● Task details
Without including any images, reproduce each entry exactly.
BEGIN Records
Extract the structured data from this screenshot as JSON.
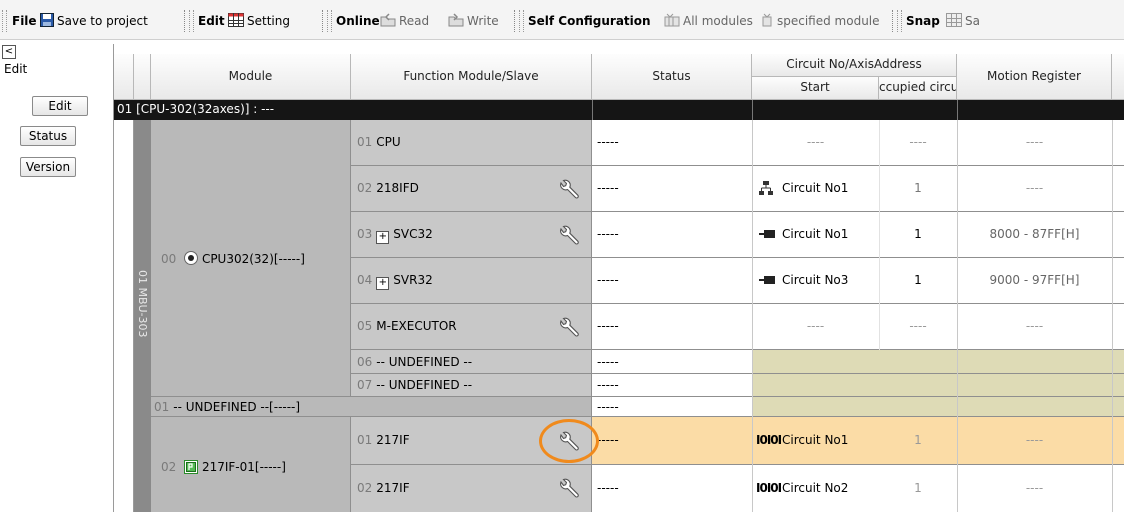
{
  "toolbar": {
    "file": "File",
    "save_to_project": "Save to project",
    "edit": "Edit",
    "setting": "Setting",
    "online": "Online",
    "read": "Read",
    "write": "Write",
    "self_configuration": "Self Configuration",
    "all_modules": "All modules",
    "specified_module": "specified module",
    "snap": "Snap",
    "cut_off": "Sa"
  },
  "left_panel": {
    "collapse_glyph": "<",
    "title": "Edit",
    "buttons": [
      "Edit",
      "Status",
      "Version"
    ]
  },
  "table": {
    "headers": {
      "module": "Module",
      "function_module": "Function Module/Slave",
      "status": "Status",
      "circuit_group": "Circuit No/AxisAddress",
      "start": "Start",
      "occupied": "ccupied circu",
      "motion_register": "Motion Register"
    },
    "cpu_row_label": "01 [CPU-302(32axes)] : ---",
    "rack_label": "01 MBU-303",
    "cpu_module": {
      "num": "00",
      "name": "CPU302(32)[-----]"
    },
    "undefined_module": {
      "num": "01",
      "name": "-- UNDEFINED --[-----]"
    },
    "if_module": {
      "num": "02",
      "name": "217IF-01[-----]"
    },
    "rows": [
      {
        "num": "01",
        "name": "CPU",
        "status": "-----",
        "circuit": "----",
        "occupied": "----",
        "motion": "----",
        "icon": ""
      },
      {
        "num": "02",
        "name": "218IFD",
        "status": "-----",
        "circuit": "Circuit No1",
        "occupied": "1",
        "motion": "----",
        "icon": "network-icon"
      },
      {
        "num": "03",
        "name": "SVC32",
        "status": "-----",
        "circuit": "Circuit No1",
        "occupied": "1",
        "motion": "8000 - 87FF[H]",
        "icon": "connector-icon"
      },
      {
        "num": "04",
        "name": "SVR32",
        "status": "-----",
        "circuit": "Circuit No3",
        "occupied": "1",
        "motion": "9000 - 97FF[H]",
        "icon": "connector-icon"
      },
      {
        "num": "05",
        "name": "M-EXECUTOR",
        "status": "-----",
        "circuit": "----",
        "occupied": "----",
        "motion": "----",
        "icon": ""
      },
      {
        "num": "06",
        "name": "-- UNDEFINED --",
        "status": "-----"
      },
      {
        "num": "07",
        "name": "-- UNDEFINED --",
        "status": "-----"
      },
      {
        "status": "-----"
      },
      {
        "num": "01",
        "name": "217IF",
        "status": "-----",
        "circuit": "Circuit No1",
        "occupied": "1",
        "motion": "----",
        "icon": "serial-icon",
        "io": "I0I0I"
      },
      {
        "num": "02",
        "name": "217IF",
        "status": "-----",
        "circuit": "Circuit No2",
        "occupied": "1",
        "motion": "----",
        "icon": "serial-icon",
        "io": "I0I0I"
      }
    ]
  },
  "colors": {
    "header_dark": "#151515",
    "module_gray": "#c4c4c4",
    "undefined_olive": "#dedbb6",
    "selected_row": "#fbdca6",
    "highlight_circle": "#f08a1c"
  }
}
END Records
● Solution for this exercise
Extract the structured data from this screenshot as JSON.
{
  "toolbar": {
    "file": "File",
    "save_to_project": "Save to project",
    "edit": "Edit",
    "setting": "Setting",
    "online": "Online",
    "read": "Read",
    "write": "Write",
    "self_configuration": "Self Configuration",
    "all_modules": "All modules",
    "specified_module": "specified module",
    "snap": "Snap",
    "cut_off": "Sa"
  },
  "left_panel": {
    "collapse_glyph": "<",
    "title": "Edit",
    "buttons": [
      "Edit",
      "Status",
      "Version"
    ]
  },
  "table": {
    "headers": {
      "module": "Module",
      "function_module": "Function Module/Slave",
      "status": "Status",
      "circuit_group": "Circuit No/AxisAddress",
      "start": "Start",
      "occupied": "ccupied circu",
      "motion_register": "Motion Register"
    },
    "cpu_row_label": "01 [CPU-302(32axes)] : ---",
    "rack_label": "01 MBU-303",
    "cpu_module": {
      "num": "00",
      "name": "CPU302(32)[-----]"
    },
    "undefined_module": {
      "num": "01",
      "name": "-- UNDEFINED --[-----]"
    },
    "if_module": {
      "num": "02",
      "name": "217IF-01[-----]"
    },
    "rows": [
      {
        "num": "01",
        "name": "CPU",
        "status": "-----",
        "circuit": "----",
        "occupied": "----",
        "motion": "----",
        "icon": ""
      },
      {
        "num": "02",
        "name": "218IFD",
        "status": "-----",
        "circuit": "Circuit No1",
        "occupied": "1",
        "motion": "----",
        "icon": "network-icon"
      },
      {
        "num": "03",
        "name": "SVC32",
        "status": "-----",
        "circuit": "Circuit No1",
        "occupied": "1",
        "motion": "8000 - 87FF[H]",
        "icon": "connector-icon"
      },
      {
        "num": "04",
        "name": "SVR32",
        "status": "-----",
        "circuit": "Circuit No3",
        "occupied": "1",
        "motion": "9000 - 97FF[H]",
        "icon": "connector-icon"
      },
      {
        "num": "05",
        "name": "M-EXECUTOR",
        "status": "-----",
        "circuit": "----",
        "occupied": "----",
        "motion": "----",
        "icon": ""
      },
      {
        "num": "06",
        "name": "-- UNDEFINED --",
        "status": "-----"
      },
      {
        "num": "07",
        "name": "-- UNDEFINED --",
        "status": "-----"
      },
      {
        "status": "-----"
      },
      {
        "num": "01",
        "name": "217IF",
        "status": "-----",
        "circuit": "Circuit No1",
        "occupied": "1",
        "motion": "----",
        "icon": "serial-icon",
        "io": "I0I0I"
      },
      {
        "num": "02",
        "name": "217IF",
        "status": "-----",
        "circuit": "Circuit No2",
        "occupied": "1",
        "motion": "----",
        "icon": "serial-icon",
        "io": "I0I0I"
      }
    ]
  },
  "colors": {
    "header_dark": "#151515",
    "module_gray": "#c4c4c4",
    "undefined_olive": "#dedbb6",
    "selected_row": "#fbdca6",
    "highlight_circle": "#f08a1c"
  }
}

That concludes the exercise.